[Data items]
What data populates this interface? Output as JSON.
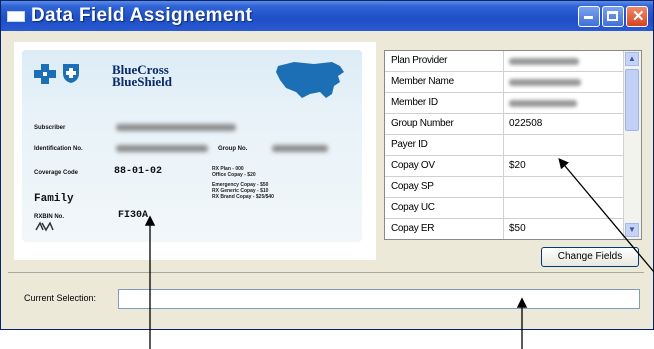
{
  "window": {
    "title": "Data Field Assignement"
  },
  "card": {
    "brand_line1": "BlueCross",
    "brand_line2": "BlueShield",
    "subscriber_label": "Subscriber",
    "identification_label": "Identification No.",
    "group_label": "Group No.",
    "coverage_label": "Coverage Code",
    "coverage_value": "88-01-02",
    "family_text": "Family",
    "rxbin_label": "RXBIN No.",
    "rxbin_value": "FI30A",
    "benefit_lines_1": [
      "RX Plan - 000",
      "Office Copay - $20"
    ],
    "benefit_lines_2": [
      "Emergency Copay - $50",
      "RX Generic Copay - $10",
      "RX Brand Copay - $25/$40"
    ]
  },
  "grid": {
    "rows": [
      {
        "field": "Plan Provider",
        "value": "",
        "blurred": true
      },
      {
        "field": "Member Name",
        "value": "",
        "blurred": true
      },
      {
        "field": "Member ID",
        "value": "",
        "blurred": true
      },
      {
        "field": "Group Number",
        "value": "022508",
        "blurred": false
      },
      {
        "field": "Payer ID",
        "value": "",
        "blurred": false
      },
      {
        "field": "Copay OV",
        "value": "$20",
        "blurred": false
      },
      {
        "field": "Copay SP",
        "value": "",
        "blurred": false
      },
      {
        "field": "Copay UC",
        "value": "",
        "blurred": false
      },
      {
        "field": "Copay ER",
        "value": "$50",
        "blurred": false
      }
    ],
    "scroll_up_icon": "arrow-up-icon",
    "scroll_down_icon": "arrow-down-icon"
  },
  "buttons": {
    "change_fields": "Change Fields"
  },
  "selection": {
    "label": "Current Selection:",
    "value": ""
  },
  "colors": {
    "titlebar": "#2f63d6",
    "window_bg": "#ece9d8",
    "close_button": "#d6431f"
  }
}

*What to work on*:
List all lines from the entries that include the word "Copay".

*Reply to the exercise*:
      "Office Copay - $20"
      "Emergency Copay - $50",
      "RX Generic Copay - $10",
      "RX Brand Copay - $25/$40"
        "field": "Copay OV",
        "field": "Copay SP",
        "field": "Copay UC",
        "field": "Copay ER",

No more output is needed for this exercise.